**About this exercise**
All of the entries below need repeating exactly, apart from their images.

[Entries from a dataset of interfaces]
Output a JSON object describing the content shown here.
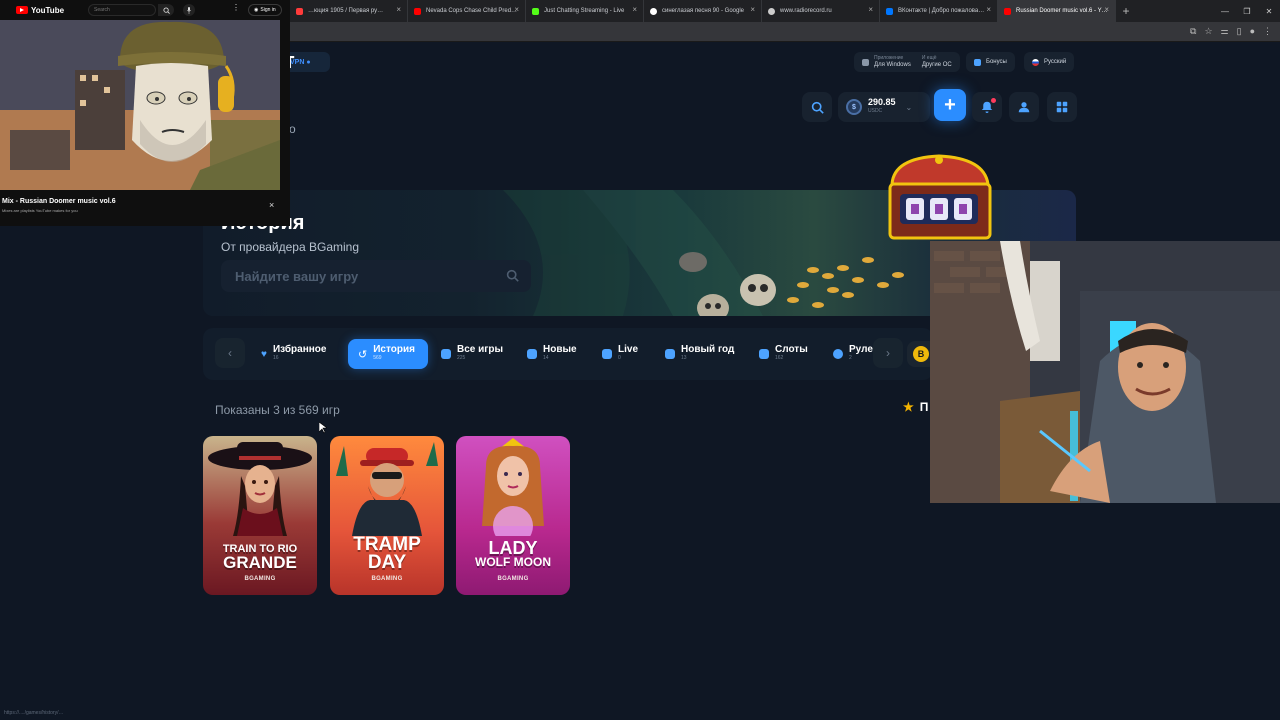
{
  "browser": {
    "tabs": [
      {
        "label": "…юция 1905 / Первая ру…",
        "color": "#ff3b3b"
      },
      {
        "label": "Nevada Cops Chase Child Pred…",
        "color": "#ff0000"
      },
      {
        "label": "Just Chatting Streaming - Live",
        "color": "#53fc18"
      },
      {
        "label": "синеглазая песня 90 - Google",
        "color": "#ffffff"
      },
      {
        "label": "www.radiorecord.ru",
        "color": "#cccccc"
      },
      {
        "label": "ВКонтакте | Добро пожалова…",
        "color": "#0077ff"
      },
      {
        "label": "Russian Doomer music vol.6 - Y…",
        "color": "#ff0000"
      }
    ],
    "new_tab": "+",
    "status_url": "https://..../games/history/…"
  },
  "youtube_mini": {
    "brand": "YouTube",
    "search_placeholder": "Search",
    "signin": "Sign in",
    "title": "Mix - Russian Doomer music vol.6",
    "subtitle": "Mixes are playlists YouTube makes for you",
    "close": "×"
  },
  "topbar": {
    "vpn": "VPN",
    "download_top": "Приложение",
    "download_bottom": "Для Windows",
    "other_top": "И ещё",
    "other_bottom": "Другие ОС",
    "bonuses": "Бонусы",
    "language": "Русский"
  },
  "header": {
    "logo_fragment": "т",
    "sub_fragment": "о",
    "balance_amount": "290.85",
    "balance_currency": "USDC",
    "plus": "+"
  },
  "banner": {
    "title": "История",
    "subtitle": "От провайдера BGaming",
    "search_placeholder": "Найдите вашу игру"
  },
  "categories": [
    {
      "name": "Избранное",
      "count": "16",
      "color": "#4da3ff",
      "active": false
    },
    {
      "name": "История",
      "count": "569",
      "color": "#ffffff",
      "active": true
    },
    {
      "name": "Все игры",
      "count": "225",
      "color": "#4da3ff",
      "active": false
    },
    {
      "name": "Новые",
      "count": "14",
      "color": "#4da3ff",
      "active": false
    },
    {
      "name": "Live",
      "count": "0",
      "color": "#4da3ff",
      "active": false
    },
    {
      "name": "Новый год",
      "count": "13",
      "color": "#4da3ff",
      "active": false
    },
    {
      "name": "Слоты",
      "count": "162",
      "color": "#4da3ff",
      "active": false
    },
    {
      "name": "Руле…",
      "count": "2",
      "color": "#4da3ff",
      "active": false
    }
  ],
  "nav": {
    "prev": "‹",
    "next": "›",
    "b_chip": "B"
  },
  "results": {
    "shown": "Показаны 3 из 569 игр",
    "favorites_fragment": "П"
  },
  "games": [
    {
      "title_line1": "TRAIN TO RIO",
      "title_line2": "GRANDE",
      "provider": "BGAMING",
      "bg": "#7a1e2a"
    },
    {
      "title_line1": "TRAMP",
      "title_line2": "DAY",
      "provider": "BGAMING",
      "bg": "#d84a2a"
    },
    {
      "title_line1": "LADY",
      "title_line2": "WOLF MOON",
      "provider": "BGAMING",
      "bg": "#c0318f"
    }
  ]
}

**Response**
Output a JSON object describing the content shown here.
{
  "browser": {
    "tabs": [
      {
        "label": "…юция 1905 / Первая ру…",
        "color": "#ff3b3b"
      },
      {
        "label": "Nevada Cops Chase Child Pred…",
        "color": "#ff0000"
      },
      {
        "label": "Just Chatting Streaming - Live",
        "color": "#53fc18"
      },
      {
        "label": "синеглазая песня 90 - Google",
        "color": "#ffffff"
      },
      {
        "label": "www.radiorecord.ru",
        "color": "#cccccc"
      },
      {
        "label": "ВКонтакте | Добро пожалова…",
        "color": "#0077ff"
      },
      {
        "label": "Russian Doomer music vol.6 - Y…",
        "color": "#ff0000"
      }
    ],
    "new_tab": "+",
    "status_url": "https://..../games/history/…"
  },
  "youtube_mini": {
    "brand": "YouTube",
    "search_placeholder": "Search",
    "signin": "Sign in",
    "title": "Mix - Russian Doomer music vol.6",
    "subtitle": "Mixes are playlists YouTube makes for you",
    "close": "×"
  },
  "topbar": {
    "vpn": "VPN",
    "download_top": "Приложение",
    "download_bottom": "Для Windows",
    "other_top": "И ещё",
    "other_bottom": "Другие ОС",
    "bonuses": "Бонусы",
    "language": "Русский"
  },
  "header": {
    "logo_fragment": "т",
    "sub_fragment": "о",
    "balance_amount": "290.85",
    "balance_currency": "USDC",
    "plus": "+"
  },
  "banner": {
    "title": "История",
    "subtitle": "От провайдера BGaming",
    "search_placeholder": "Найдите вашу игру"
  },
  "categories": [
    {
      "name": "Избранное",
      "count": "16",
      "color": "#4da3ff",
      "active": false
    },
    {
      "name": "История",
      "count": "569",
      "color": "#ffffff",
      "active": true
    },
    {
      "name": "Все игры",
      "count": "225",
      "color": "#4da3ff",
      "active": false
    },
    {
      "name": "Новые",
      "count": "14",
      "color": "#4da3ff",
      "active": false
    },
    {
      "name": "Live",
      "count": "0",
      "color": "#4da3ff",
      "active": false
    },
    {
      "name": "Новый год",
      "count": "13",
      "color": "#4da3ff",
      "active": false
    },
    {
      "name": "Слоты",
      "count": "162",
      "color": "#4da3ff",
      "active": false
    },
    {
      "name": "Руле…",
      "count": "2",
      "color": "#4da3ff",
      "active": false
    }
  ],
  "nav": {
    "prev": "‹",
    "next": "›",
    "b_chip": "B"
  },
  "results": {
    "shown": "Показаны 3 из 569 игр",
    "favorites_fragment": "П"
  },
  "games": [
    {
      "title_line1": "TRAIN TO RIO",
      "title_line2": "GRANDE",
      "provider": "BGAMING",
      "bg": "#7a1e2a"
    },
    {
      "title_line1": "TRAMP",
      "title_line2": "DAY",
      "provider": "BGAMING",
      "bg": "#d84a2a"
    },
    {
      "title_line1": "LADY",
      "title_line2": "WOLF MOON",
      "provider": "BGAMING",
      "bg": "#c0318f"
    }
  ]
}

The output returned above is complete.